New Orleans — Child’s play it’s not. Most of the folks who attend the annual gorging gala known as the Oak Street Po-Boy Festival mean business, serious business.

With empty stomachs, they arrive early, scope out the grounds and with maps in hand, check off the po-boys they plan to fill up on throughout the day. When they discover one they must have — say, the fried chicken waffle boy topped with maple syrup-infused cole slaw — they get in line even if it means waiting a half hour before the food is ready.

That was the thinking of Stephanie LeRay and Rocky Hennigan, two of the tens of thousands of famished festgoers who flocked to Oak Street on Sunday for the Po-Boy Fest.
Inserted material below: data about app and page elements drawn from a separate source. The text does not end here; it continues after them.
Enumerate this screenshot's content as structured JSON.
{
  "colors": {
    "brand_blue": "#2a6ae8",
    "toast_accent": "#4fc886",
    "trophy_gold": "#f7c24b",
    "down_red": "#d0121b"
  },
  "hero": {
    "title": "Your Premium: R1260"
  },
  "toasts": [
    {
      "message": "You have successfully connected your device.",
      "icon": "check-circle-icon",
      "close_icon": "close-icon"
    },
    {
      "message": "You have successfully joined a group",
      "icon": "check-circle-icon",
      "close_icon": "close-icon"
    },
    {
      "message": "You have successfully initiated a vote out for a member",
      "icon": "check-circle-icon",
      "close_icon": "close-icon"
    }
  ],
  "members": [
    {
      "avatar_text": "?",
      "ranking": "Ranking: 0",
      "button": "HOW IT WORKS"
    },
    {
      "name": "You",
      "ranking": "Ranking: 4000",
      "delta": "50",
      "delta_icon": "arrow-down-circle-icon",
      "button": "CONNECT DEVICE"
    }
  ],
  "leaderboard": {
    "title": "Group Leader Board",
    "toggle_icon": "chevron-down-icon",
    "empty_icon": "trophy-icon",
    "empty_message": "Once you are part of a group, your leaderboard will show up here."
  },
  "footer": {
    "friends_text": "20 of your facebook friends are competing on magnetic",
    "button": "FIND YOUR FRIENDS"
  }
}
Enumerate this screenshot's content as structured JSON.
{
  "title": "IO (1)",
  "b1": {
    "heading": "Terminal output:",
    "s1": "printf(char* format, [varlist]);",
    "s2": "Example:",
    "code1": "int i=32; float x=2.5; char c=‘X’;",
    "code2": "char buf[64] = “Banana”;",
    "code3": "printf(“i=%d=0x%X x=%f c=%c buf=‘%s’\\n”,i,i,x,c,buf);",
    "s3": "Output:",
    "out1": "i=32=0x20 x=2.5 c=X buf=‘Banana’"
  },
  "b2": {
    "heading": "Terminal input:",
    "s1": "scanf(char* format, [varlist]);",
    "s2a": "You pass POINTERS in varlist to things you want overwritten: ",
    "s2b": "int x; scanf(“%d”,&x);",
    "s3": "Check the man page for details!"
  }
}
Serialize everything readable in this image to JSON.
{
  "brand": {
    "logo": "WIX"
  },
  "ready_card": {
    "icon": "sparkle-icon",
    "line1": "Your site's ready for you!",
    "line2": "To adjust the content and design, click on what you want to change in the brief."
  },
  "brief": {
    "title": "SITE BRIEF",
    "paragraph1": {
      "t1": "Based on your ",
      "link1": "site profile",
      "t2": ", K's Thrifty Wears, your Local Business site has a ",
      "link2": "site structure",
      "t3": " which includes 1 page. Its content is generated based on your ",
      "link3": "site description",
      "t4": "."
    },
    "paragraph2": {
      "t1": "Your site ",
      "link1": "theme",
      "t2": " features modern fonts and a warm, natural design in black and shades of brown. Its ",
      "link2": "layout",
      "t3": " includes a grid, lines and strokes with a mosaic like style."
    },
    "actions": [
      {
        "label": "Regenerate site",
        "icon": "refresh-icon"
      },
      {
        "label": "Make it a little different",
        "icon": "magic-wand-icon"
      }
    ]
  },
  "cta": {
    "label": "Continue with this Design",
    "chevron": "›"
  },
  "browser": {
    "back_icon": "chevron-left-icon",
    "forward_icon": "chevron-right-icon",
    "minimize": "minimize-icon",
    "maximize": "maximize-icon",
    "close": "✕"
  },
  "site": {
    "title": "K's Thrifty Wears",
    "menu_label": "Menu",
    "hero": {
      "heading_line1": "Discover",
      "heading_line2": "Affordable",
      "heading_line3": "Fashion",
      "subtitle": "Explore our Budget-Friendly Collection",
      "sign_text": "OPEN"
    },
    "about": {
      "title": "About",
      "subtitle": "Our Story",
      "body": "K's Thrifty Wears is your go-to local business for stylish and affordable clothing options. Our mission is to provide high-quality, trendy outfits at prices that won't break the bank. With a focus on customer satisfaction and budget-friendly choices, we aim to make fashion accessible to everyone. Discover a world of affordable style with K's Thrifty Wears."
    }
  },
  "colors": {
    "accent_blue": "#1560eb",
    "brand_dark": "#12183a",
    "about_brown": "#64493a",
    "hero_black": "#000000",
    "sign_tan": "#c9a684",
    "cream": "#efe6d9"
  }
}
Donned in their Saints black-and-gold, they started the line for Palate Catering’s waffle concoction and breathed a sigh of relief when they saw how quickly it grew.

“We really strategize,” LeRay said. “We like to go for the unique ones. You can go anywhere for a shrimp po-boy. But a chicken and waffle po-boy is different. We really wanted to try it.”

When a Palate worker handed them their orders, which included a side of crawfish mac-and-cheese, they wasted no time digging in.

“Mmmm,” Hennigan said, attracting a crowd of curious onlookers.

“It’s very good,” LeRay added.

Stretching eight blocks from South Carrollton Avenue to Eagle Street, the Po-Boy Fest, in just six years, has easily become one of the New Orleans metro area’s premier culinary events with upwards of 50,000 people attending each year. So crowded has the fest become that organizers this year implemented several changes — including relocating the music stages and adding a dining area — to improve the flow on Oak Street.

“One of the biggest limitations is the street,” said festival producer and Maple Leaf Bar owner Hank Staples, who donned a po-boy topped cap. Still, he said, he can’t imagine it being anywhere else as has been debated over the years. “One of the reasons I got involved was to keep it on Oak Street, and I’m kind of stuck with it.”

Staples joined other festival royalty for an opening ceremony that included the blessing of the po-boy by the Rev. Herbert Kiff of nearby Mater Dolorosa Catholic Church and the cutting of the po-boy ribbon by Festival Grand Marshal Justin Kennedy of Parkway Bakery.

“It’s nostalgia,” Kennedy said. “This city was built on this sandwich and now this sandwich is built on this city.”

With those words, he cut into a corned beef and gruyere po-boy, divided into small pieces, and invited onlookers to sample away. Within seconds, the sandwich was gone, giving early arrivals a head start on the gastronomic festivities.

Rosemary Schellhaas and Ronald Burzelleri were among the early birds, stopping to chat with various vendors before deciding exactly which po-boys they would try. They weren’t messing around. They had stopped eating at 5 p.m. Saturday so they could savor as much as their stomachs could handle.

That included a pastrami, gruyere and pickled slaw po-boy from Mondo, the Ray Ray (fried boneless chicken, ham and Swiss cheese) from Sammy’s Deli and the godfather (meatballs, beef brisket, Italian sausage, mozzarella and gravy) from Vincent’s Italian Cuisine.

“This feels like New Orleans,” Schellhaas said as she scanned the quickly burgeoning crowd. “And I’m glad to see the po-boy get the recognition it deserves.”

Down the street, Jay Teichmann and Ron Chee-Awai, a first-timer, waited anxiously to get their hands on a godfather po-boy. They had just devoured a fried Maine lobster po-boy from GW Fins and had their eyes set on an Asian fried oyster po-boy from Zea’s.

In an area known for its festivals, Teichmann said the po-boy fest tops the list.

“The po-boy is a New Orleans icon,” he said. “There’s every different kind of po-boy that you can imagine.”

Tim Sturgell and Katie Knepper, newcomers to New Orleans, were attending the fest for the first time, and like many seasoned festgoers, arrived early.

“Of all the festivals in New Orleans, this is the one I wanted to make it to,” Knepper said. “We got here an hour beforehand just so we could take it all in.”

The couple shared a fried Maine lobster po-boy and agreed that it was a great choice. But Knepper said her favorite by far was the Palace Café’s Poutine Boy, a combination of roast beef, French fries, cheese and gravy.

“That was something else,” she said. “That gets my vote as the best one.”